“Why? Well, I don’t know. No reason, I guess. No, none at all. They’re all eating or in bed. A good night’s sleep won’t hurt them.”
“Good night, Son.” Mom kissed his cheek. “It’s good to have you home.”
“It’s good to be home.”
He left the land of cigar smoke and perfume and books and gentle light and ascended the stairs, talking, talking with Edward. Edward pushed a door open, and there was the yellow brass bed and the old semaphore banners from college and a very musty raccoon coat which he stroked with muted affection. “It’s too much,” said the captain. “I’m numb and I’m tired. Too much has happened today. I feel as if I’d been out in a pounding rain for forty-eight hours without an umbrella or a coat. I’m soaked to the skin with emotion.”
Edward slapped wide the snowy linens and flounced the pillows. He slid the window up and let the night-blooming jasmine float in. There was moonlight and the sound of distant dancing and whispering.
“So this is Mars,” said the captain, undressing.
“This is it.” Edward undressed in idle, leisurely moves, drawing his shirt off over his head, revealing golden shoulders and the good muscular neck.
The lights were out; they were in bed, side by side, as in the days how many decades ago? The captain lolled and was flourished by the scent of jasmine pushing the lace curtains out upon the dark air of the room. Among the trees, upon a lawn, someone had cranked up a portable phonograph and now it was playing softly, “Always.”
The thought of Marilyn came to his mind.
“Is Marilyn here?”
His brother, lying straight out in the moonlight from the window, waited and then said, “Yes. She’s out of town.

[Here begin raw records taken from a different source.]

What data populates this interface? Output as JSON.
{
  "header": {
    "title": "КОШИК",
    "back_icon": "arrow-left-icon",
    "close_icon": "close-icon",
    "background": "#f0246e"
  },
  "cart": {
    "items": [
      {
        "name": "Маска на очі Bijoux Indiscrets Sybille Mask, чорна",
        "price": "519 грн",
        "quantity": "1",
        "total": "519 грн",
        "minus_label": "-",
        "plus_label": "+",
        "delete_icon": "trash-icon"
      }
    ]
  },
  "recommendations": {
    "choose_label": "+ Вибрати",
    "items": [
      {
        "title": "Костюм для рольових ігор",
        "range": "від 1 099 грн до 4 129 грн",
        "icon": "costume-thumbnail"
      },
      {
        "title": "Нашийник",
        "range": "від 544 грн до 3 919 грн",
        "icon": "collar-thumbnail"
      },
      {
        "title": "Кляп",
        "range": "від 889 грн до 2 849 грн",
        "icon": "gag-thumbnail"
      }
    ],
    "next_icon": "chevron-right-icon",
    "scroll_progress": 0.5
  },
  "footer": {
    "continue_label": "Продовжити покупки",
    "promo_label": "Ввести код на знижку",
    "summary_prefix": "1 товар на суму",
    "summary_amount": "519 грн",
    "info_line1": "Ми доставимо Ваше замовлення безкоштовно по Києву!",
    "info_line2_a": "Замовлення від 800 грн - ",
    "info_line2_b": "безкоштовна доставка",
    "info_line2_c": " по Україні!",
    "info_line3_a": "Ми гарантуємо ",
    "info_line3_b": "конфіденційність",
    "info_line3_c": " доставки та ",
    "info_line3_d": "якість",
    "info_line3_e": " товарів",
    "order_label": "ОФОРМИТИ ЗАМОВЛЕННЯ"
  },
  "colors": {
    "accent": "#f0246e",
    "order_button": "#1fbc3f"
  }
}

But she’ll be here in the morning.”
The captain shut his eyes. “I want to see Marilyn very much.”
The room was square and quiet except for their breathing.
“Good night, Ed.”
A pause. “Good night, John.”
He lay peacefully, letting his thoughts float. For the first time the stress of the day was moved aside; he could think logically now, It had all been emotion. The bands playing, the familiar faces. But now …
How? he wondered. How was all this made? And why? For what purpose? Out of the goodness of some divine intervention? Was God, then, really that thoughtful of his children? How and why and what for?